The art of chairing great meetings

In my last article, I wrote about minute-taking, and it led me to think about that other vital skill that is even more significant in making meetings work well or otherwise: how they are chaired.

And just like some minute-takers write too much and some write too little, so some who chair meetings talk too much or too little. Of course, it’s not just the quantity of talking, but the quality.

You and I have been in meetings where the chair has added great value – indeed saved them from confusion and indecision, time-wasting and excessive protocol… and hence from frustration and boredom.

We have been in others where the one meant to be leading everyone else and bringing them together has lacked the skills to fulfil their role. Others are somewhere in between.

How does a chair perform at meetings we look forward to attending? First, there is the preparation prior to the meeting, not only ensuring that the purpose and agenda are clear and agreed upon but consulting one-on-one to understand participants’ positions and lay the ground for good progress within the meeting.

Plus coaching weaker participants on how to contribute more effectively and with greater impact. Reviewing how meetings unfolded is also important.Within the meeting, the chair must nurture a culture of keeping time, so that they begin and end when they should, with the agenda covered and the most significant topics allocated appropriate space, and the overall purpose achieved.

The chair is responsible for this time and agenda management, and ideally with a light touch rather than a big stick.

The skill of managing meetings is, however, not merely the mechanical one of clock-watching and directing the verbal traffic, agenda item by agenda item.

Chairs must go beyond the purely “efficient” to knit a smooth flow that everyone follows easily, and generate a lively pace that keeps the energy and the engagement high.

They must generate conversations that build momentum within and between topics, acknowledging and linking contributions.

The chair must also be sensitive to the balance of contributions, so that no more senior or more naturally vocal members dominate, and no more junior or otherwise humble ones are left silent.

They themselves should not rush to express their views but introduce the topic and seek inputs from others before making their contribution and summarising the situation, with the proposed way ahead.

The term I like for chairpersons is that they are “facilitators”. Or, as we express it in my consulting firm, for everyone “to have a good time doing good things”.

The way the chair behaves should generate a feeling of psychological safety, where the participants are comfortable expressing their opinions openly and without fear.

The chair must at the right times seek ways of building consensus through encouraging a spirit of give-and-take, guiding those who disagree on negotiating to win-win outcomes.

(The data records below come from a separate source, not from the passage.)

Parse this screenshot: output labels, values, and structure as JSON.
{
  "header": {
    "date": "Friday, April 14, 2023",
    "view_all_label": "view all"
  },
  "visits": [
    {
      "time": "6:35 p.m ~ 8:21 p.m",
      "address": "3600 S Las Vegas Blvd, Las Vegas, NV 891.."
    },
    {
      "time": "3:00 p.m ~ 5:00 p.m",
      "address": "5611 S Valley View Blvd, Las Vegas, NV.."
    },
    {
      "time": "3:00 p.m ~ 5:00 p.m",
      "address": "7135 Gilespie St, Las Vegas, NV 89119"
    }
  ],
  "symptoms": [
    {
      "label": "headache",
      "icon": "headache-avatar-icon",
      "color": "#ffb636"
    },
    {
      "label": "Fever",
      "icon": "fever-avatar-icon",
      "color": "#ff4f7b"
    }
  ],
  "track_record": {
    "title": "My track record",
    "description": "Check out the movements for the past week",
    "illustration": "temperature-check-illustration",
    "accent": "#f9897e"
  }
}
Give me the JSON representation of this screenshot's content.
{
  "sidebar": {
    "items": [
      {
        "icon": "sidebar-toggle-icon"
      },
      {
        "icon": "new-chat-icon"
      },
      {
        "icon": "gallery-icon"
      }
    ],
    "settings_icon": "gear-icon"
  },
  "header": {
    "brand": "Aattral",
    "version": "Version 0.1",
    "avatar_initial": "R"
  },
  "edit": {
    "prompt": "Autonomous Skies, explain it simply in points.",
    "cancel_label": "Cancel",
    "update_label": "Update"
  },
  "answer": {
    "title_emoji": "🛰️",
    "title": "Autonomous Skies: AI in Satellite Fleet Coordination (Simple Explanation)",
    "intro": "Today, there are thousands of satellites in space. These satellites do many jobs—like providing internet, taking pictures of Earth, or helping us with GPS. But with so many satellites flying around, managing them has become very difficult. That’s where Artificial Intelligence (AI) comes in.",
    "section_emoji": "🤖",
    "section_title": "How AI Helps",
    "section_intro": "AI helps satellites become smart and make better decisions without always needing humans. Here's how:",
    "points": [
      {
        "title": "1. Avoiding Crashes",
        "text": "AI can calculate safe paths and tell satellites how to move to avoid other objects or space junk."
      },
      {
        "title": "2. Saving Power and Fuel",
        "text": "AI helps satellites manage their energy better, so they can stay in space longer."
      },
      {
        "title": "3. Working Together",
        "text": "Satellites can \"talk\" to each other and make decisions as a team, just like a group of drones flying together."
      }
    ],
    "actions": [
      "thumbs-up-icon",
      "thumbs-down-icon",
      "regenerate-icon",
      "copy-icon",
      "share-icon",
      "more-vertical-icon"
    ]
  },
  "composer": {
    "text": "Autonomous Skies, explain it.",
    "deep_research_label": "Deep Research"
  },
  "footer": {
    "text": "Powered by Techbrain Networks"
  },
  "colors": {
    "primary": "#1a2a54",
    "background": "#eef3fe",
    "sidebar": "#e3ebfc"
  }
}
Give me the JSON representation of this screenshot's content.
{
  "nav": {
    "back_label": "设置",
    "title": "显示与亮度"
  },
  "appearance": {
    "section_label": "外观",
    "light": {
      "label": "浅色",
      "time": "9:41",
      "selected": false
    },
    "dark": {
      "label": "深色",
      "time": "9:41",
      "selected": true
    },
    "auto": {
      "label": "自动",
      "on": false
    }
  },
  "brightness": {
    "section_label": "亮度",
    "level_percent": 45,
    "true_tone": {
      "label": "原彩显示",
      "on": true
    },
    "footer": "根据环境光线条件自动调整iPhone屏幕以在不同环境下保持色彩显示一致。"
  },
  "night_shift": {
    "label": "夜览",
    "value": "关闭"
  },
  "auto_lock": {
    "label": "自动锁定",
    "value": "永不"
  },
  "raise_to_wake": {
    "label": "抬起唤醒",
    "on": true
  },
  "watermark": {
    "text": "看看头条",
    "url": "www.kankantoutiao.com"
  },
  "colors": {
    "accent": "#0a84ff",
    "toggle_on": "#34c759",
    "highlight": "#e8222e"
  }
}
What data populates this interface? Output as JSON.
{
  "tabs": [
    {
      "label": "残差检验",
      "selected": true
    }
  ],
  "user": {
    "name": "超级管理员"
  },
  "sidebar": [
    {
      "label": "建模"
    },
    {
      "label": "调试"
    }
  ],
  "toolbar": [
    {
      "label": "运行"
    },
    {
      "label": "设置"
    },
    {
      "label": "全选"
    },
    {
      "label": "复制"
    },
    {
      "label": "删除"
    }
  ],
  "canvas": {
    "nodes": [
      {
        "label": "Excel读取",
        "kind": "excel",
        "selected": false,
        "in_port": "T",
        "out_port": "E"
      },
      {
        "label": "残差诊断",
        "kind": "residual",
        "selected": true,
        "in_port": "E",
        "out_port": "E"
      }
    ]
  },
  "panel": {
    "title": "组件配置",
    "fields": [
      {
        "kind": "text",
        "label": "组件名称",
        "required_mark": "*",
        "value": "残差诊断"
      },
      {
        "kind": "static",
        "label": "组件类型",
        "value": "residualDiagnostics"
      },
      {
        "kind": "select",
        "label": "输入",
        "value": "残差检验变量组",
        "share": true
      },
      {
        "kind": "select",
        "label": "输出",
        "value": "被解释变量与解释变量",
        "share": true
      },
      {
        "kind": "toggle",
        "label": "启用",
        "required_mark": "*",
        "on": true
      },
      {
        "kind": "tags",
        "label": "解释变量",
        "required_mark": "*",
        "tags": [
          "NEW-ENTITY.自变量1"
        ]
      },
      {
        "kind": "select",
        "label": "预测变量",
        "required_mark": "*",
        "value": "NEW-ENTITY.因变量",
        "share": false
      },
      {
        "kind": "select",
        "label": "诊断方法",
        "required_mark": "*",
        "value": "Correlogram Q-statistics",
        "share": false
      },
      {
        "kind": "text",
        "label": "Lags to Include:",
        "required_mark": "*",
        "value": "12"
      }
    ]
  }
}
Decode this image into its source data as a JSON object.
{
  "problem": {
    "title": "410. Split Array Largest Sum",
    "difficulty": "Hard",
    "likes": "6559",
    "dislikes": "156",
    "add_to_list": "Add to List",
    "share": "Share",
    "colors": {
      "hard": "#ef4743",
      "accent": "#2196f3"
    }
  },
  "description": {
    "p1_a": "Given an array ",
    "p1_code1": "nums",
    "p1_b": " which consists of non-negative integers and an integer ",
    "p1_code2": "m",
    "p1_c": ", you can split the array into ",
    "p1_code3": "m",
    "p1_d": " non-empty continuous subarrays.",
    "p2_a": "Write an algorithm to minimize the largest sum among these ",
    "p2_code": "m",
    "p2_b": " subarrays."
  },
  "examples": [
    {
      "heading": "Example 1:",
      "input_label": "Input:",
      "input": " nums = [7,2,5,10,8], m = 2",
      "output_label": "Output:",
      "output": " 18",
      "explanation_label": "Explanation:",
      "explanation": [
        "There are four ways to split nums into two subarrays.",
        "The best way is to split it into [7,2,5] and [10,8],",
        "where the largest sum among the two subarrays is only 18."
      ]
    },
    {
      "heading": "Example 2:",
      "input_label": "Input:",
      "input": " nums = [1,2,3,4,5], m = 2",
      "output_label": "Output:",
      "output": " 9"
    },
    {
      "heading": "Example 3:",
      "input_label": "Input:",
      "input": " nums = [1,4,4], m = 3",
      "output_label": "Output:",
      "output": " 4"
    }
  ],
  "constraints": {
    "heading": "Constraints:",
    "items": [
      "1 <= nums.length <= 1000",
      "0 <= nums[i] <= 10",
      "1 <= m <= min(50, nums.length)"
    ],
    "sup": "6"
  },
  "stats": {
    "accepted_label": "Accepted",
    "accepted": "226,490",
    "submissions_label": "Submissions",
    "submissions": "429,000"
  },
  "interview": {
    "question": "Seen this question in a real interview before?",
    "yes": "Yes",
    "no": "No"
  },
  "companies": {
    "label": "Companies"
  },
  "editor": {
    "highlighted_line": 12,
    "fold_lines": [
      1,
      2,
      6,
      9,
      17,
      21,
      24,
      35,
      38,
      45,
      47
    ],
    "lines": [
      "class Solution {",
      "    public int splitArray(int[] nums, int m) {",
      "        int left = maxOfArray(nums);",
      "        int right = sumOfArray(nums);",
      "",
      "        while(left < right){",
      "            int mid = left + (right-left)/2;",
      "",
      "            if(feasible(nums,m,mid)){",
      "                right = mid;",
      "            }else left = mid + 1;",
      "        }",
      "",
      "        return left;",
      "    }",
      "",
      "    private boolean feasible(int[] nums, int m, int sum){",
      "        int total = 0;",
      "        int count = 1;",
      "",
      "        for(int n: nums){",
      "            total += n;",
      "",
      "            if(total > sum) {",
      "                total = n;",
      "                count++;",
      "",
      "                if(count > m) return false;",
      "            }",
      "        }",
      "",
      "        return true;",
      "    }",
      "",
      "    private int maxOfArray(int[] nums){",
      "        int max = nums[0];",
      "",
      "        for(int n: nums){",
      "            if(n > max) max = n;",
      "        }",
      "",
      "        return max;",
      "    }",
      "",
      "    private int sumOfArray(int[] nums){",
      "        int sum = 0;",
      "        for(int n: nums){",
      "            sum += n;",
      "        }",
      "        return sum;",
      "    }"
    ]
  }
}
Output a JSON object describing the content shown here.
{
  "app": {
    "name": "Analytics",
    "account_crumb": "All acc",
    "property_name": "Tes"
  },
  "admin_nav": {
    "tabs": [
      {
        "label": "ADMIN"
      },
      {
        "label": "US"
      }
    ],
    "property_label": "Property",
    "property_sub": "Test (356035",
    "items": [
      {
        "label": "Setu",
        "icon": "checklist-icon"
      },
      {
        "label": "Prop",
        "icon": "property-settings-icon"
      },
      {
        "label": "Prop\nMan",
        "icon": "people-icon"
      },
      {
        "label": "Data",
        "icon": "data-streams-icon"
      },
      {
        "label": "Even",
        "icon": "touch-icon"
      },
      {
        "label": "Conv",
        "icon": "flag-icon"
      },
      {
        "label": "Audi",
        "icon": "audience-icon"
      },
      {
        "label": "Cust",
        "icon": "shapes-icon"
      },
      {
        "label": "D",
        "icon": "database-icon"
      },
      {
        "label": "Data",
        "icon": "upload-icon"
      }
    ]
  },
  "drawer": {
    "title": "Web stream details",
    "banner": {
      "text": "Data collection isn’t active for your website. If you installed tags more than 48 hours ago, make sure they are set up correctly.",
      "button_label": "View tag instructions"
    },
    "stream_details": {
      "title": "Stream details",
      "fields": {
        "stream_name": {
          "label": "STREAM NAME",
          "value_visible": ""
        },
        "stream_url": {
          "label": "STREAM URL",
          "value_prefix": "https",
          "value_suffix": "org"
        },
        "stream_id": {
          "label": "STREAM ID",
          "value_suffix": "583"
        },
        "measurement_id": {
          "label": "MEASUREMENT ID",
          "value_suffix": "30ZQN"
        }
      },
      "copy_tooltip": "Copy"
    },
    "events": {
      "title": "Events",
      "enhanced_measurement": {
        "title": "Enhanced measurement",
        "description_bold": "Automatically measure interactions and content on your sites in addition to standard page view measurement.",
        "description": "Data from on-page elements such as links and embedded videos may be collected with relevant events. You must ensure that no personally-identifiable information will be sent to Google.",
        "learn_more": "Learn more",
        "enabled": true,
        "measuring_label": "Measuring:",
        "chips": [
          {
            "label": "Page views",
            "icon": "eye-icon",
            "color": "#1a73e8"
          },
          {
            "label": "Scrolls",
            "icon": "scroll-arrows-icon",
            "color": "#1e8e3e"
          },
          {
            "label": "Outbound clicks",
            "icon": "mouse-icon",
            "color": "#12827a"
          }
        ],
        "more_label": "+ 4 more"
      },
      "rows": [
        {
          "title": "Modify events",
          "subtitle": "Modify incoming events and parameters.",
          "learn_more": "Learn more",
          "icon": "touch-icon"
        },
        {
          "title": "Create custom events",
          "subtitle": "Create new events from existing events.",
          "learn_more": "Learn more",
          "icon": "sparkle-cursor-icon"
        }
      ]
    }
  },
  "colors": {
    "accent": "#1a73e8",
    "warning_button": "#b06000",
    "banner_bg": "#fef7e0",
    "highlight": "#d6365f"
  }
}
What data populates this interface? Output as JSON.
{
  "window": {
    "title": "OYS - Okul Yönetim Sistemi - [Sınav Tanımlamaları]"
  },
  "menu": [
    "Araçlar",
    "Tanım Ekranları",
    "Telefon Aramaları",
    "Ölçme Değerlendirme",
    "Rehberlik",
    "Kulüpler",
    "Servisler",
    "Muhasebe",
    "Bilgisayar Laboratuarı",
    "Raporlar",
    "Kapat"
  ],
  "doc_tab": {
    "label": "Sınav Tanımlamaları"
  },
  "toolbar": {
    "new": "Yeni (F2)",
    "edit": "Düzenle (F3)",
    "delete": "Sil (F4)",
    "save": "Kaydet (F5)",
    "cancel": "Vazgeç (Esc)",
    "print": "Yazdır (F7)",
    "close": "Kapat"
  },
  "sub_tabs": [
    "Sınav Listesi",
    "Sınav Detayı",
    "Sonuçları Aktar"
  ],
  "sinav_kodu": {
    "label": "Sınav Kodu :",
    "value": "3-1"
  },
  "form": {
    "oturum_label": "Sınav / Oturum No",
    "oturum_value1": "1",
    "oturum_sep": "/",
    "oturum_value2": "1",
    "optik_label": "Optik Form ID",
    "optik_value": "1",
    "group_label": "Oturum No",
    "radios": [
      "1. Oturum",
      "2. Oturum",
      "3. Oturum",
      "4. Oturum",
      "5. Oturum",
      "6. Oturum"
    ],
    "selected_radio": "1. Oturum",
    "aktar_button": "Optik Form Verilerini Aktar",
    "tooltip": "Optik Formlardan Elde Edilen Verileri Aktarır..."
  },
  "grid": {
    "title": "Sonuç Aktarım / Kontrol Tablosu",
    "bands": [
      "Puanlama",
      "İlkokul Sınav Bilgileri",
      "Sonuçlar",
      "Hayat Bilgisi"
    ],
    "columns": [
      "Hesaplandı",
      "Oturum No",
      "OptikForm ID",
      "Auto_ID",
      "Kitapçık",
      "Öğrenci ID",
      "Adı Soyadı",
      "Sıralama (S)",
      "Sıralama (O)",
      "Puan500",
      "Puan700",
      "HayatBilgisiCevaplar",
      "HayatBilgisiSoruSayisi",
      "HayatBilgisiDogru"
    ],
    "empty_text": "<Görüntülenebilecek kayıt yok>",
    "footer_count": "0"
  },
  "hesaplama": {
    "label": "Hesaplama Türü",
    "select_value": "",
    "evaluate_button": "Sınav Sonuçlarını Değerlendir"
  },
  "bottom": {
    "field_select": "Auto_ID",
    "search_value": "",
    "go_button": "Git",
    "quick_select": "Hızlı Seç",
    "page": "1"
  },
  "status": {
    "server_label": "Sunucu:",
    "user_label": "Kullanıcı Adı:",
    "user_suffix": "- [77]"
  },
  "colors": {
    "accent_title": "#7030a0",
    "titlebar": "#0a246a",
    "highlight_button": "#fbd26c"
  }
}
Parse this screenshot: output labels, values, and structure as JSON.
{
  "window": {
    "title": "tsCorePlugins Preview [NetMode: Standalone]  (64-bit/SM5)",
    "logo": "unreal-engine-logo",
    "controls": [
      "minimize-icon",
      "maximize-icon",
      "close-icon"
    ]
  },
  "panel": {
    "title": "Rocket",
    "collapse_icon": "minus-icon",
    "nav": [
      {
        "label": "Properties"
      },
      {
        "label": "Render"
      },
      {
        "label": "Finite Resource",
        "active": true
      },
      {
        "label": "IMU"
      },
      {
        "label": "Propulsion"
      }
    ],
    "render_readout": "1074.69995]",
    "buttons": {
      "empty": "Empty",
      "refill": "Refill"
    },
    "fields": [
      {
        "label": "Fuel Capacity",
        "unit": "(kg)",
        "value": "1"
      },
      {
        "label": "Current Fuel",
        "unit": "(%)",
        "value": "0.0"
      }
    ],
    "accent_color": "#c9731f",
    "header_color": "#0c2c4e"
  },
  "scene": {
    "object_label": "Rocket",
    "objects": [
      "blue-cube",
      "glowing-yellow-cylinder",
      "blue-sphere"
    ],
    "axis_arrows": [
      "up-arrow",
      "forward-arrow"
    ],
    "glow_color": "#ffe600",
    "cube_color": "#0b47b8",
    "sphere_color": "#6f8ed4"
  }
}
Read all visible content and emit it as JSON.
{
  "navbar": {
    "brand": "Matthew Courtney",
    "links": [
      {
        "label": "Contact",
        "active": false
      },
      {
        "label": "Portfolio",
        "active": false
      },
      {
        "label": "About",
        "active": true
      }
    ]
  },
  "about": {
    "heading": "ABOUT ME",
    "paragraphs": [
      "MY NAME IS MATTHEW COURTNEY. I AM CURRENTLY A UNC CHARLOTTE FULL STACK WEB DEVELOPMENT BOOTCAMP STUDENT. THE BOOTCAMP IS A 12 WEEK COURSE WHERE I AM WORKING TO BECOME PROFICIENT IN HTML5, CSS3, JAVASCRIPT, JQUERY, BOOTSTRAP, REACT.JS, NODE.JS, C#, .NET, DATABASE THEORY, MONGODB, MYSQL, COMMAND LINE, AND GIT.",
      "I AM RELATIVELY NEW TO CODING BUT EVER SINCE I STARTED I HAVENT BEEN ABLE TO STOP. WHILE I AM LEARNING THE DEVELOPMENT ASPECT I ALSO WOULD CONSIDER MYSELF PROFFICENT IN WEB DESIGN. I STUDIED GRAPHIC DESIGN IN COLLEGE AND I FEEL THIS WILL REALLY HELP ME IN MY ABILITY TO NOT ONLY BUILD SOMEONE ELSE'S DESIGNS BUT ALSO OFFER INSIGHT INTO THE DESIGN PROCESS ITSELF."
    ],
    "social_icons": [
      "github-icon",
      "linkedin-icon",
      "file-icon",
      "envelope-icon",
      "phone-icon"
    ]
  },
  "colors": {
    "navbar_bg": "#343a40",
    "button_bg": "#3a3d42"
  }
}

Some years ago I explained in a column that how we interact relates to suggestions and described the different ways of contributing.

The first category is seeking suggestions from others – the role played by a leader. Then comes making a suggestion, and also building on a suggestion that someone else had made.

Next – the negative category – we might either criticise a suggestion, ignore it or replace it. Finally, there’s just remaining silent.

Are you one of the many who listen not to build on someone else’s suggestion, but to criticise or replace others’ ideas, to only find flaws, to start each sentence with a “but”?

And if you are chairing a meeting, do you encourage others to build on the positive – the result of open listening – rather than listening just to show faults?

As in all aspects of leadership, chairing meetings requires both technical and non-technical skills.

At the technical level, the chair must understand the essence of the subject matter, and manage purpose, agenda and time.

And at the non-technical level, they must ooze emotional intelligence, knowing how to get the best out of everyone so they reach good decisions that they own and leave the meeting happy they had been part of it – with much thanks to how the chair played their role of co-ordinator, conductor, integrator, aligner.